## PROBLEM STATEMENT
All lines of the entries with "title" in them must be listed.

## RECORDS PROVIDED
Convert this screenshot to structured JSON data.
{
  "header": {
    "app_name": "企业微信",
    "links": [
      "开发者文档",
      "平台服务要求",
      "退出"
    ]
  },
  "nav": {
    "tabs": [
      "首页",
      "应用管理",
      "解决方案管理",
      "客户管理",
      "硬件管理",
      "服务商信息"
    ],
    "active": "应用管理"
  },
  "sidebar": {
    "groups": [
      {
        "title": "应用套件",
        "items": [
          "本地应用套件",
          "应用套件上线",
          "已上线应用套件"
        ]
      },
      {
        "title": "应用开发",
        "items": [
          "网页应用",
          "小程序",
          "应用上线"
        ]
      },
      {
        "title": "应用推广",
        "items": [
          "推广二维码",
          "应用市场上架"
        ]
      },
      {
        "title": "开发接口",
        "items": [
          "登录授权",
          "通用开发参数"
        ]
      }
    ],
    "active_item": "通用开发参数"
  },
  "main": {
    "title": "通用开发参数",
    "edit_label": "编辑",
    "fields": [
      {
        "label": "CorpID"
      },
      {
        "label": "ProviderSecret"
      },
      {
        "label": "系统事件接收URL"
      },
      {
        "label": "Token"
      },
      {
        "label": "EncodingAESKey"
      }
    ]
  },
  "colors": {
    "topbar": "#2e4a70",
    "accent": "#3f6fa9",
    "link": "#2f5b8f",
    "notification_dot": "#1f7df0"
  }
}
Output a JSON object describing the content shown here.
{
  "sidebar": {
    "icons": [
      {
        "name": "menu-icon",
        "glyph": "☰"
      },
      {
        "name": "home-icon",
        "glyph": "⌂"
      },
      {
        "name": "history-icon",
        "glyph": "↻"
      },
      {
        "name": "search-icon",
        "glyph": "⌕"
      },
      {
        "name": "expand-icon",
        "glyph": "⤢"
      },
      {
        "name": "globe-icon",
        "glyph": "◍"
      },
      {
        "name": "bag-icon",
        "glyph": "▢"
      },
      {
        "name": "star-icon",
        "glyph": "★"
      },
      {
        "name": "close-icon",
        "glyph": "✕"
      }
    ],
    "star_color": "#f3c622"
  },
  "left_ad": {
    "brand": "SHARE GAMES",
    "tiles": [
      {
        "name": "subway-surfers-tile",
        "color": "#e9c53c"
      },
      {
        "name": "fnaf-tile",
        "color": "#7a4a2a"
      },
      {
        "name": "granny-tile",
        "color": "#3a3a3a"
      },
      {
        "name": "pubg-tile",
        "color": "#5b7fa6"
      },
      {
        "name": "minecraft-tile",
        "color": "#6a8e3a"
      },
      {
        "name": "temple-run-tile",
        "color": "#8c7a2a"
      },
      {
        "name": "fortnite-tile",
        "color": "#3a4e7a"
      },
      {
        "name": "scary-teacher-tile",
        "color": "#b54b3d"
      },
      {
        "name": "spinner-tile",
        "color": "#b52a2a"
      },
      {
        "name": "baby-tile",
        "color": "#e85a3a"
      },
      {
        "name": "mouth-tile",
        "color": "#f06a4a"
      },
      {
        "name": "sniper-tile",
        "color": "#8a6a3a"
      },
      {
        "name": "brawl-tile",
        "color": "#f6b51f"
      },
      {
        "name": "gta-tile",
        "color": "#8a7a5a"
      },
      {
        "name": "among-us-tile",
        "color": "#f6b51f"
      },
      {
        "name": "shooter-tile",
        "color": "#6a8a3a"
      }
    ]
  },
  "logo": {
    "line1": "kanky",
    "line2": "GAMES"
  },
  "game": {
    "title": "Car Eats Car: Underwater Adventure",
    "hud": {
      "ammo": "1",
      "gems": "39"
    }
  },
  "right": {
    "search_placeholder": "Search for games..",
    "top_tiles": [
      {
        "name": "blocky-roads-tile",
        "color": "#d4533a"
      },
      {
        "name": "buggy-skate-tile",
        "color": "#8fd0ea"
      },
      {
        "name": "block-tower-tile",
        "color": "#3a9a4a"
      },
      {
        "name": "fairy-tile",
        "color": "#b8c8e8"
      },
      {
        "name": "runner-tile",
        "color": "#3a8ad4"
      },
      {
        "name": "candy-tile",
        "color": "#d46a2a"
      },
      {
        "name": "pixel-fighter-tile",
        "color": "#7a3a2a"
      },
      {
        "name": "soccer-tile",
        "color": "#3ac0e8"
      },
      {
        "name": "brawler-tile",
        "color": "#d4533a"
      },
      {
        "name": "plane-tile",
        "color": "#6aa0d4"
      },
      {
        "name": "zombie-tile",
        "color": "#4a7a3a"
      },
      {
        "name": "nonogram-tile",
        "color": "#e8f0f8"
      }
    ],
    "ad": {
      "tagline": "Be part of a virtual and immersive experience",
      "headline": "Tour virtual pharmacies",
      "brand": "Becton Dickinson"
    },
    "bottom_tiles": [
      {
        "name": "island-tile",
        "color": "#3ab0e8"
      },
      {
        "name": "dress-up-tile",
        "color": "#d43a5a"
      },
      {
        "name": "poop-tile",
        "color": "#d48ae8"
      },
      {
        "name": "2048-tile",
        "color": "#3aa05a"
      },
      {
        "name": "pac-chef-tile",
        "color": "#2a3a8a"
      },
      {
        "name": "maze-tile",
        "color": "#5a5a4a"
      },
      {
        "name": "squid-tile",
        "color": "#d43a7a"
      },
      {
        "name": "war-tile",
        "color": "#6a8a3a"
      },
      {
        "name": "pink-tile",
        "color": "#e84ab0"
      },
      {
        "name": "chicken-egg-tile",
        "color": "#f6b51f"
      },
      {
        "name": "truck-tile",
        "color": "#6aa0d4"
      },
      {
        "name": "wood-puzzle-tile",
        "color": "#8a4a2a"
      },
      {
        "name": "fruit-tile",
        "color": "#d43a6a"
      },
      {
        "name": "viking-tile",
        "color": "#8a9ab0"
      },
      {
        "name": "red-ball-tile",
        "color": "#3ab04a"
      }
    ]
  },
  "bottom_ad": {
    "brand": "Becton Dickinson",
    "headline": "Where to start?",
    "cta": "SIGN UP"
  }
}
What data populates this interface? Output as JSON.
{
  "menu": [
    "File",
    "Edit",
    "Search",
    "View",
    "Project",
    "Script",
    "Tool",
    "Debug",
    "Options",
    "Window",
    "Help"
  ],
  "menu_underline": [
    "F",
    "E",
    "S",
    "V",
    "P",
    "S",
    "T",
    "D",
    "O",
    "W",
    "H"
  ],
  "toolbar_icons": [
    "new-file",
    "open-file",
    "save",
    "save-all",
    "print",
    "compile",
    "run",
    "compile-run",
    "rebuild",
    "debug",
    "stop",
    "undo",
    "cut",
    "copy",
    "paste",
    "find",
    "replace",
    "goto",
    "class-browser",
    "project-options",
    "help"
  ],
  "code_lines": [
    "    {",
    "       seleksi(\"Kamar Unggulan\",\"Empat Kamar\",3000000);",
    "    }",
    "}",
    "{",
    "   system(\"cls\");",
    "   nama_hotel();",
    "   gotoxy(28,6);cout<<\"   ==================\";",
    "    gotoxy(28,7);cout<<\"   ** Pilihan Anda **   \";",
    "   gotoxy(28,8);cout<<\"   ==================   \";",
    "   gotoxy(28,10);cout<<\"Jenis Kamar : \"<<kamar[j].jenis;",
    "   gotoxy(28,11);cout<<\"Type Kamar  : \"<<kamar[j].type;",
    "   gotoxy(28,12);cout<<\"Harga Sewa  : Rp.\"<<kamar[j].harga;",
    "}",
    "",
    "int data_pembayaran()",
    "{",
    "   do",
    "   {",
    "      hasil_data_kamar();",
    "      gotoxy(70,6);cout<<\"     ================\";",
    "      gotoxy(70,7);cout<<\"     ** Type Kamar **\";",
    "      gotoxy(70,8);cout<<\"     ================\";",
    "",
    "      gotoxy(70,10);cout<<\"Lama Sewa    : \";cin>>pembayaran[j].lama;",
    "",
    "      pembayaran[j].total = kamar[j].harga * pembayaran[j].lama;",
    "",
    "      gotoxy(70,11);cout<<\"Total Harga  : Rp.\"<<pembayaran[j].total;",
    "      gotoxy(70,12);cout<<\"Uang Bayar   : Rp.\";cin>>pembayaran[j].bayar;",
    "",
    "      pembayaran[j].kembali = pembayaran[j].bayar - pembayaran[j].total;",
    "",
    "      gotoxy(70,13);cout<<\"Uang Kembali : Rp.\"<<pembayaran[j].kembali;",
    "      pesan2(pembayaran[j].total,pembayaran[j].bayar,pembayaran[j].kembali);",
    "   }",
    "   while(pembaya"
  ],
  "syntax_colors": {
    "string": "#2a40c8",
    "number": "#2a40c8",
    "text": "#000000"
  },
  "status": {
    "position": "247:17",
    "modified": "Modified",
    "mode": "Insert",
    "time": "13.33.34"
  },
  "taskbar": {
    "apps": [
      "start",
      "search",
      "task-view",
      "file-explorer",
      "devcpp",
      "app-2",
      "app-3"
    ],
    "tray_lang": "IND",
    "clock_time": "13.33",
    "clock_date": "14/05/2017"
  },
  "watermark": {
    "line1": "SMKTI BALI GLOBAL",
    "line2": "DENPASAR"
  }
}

## SOLUTION BELOW
        "title": "应用套件",
        "title": "应用开发",
        "title": "应用推广",
        "title": "开发接口",
    "title": "通用开发参数",
    "title": "Car Eats Car: Underwater Adventure",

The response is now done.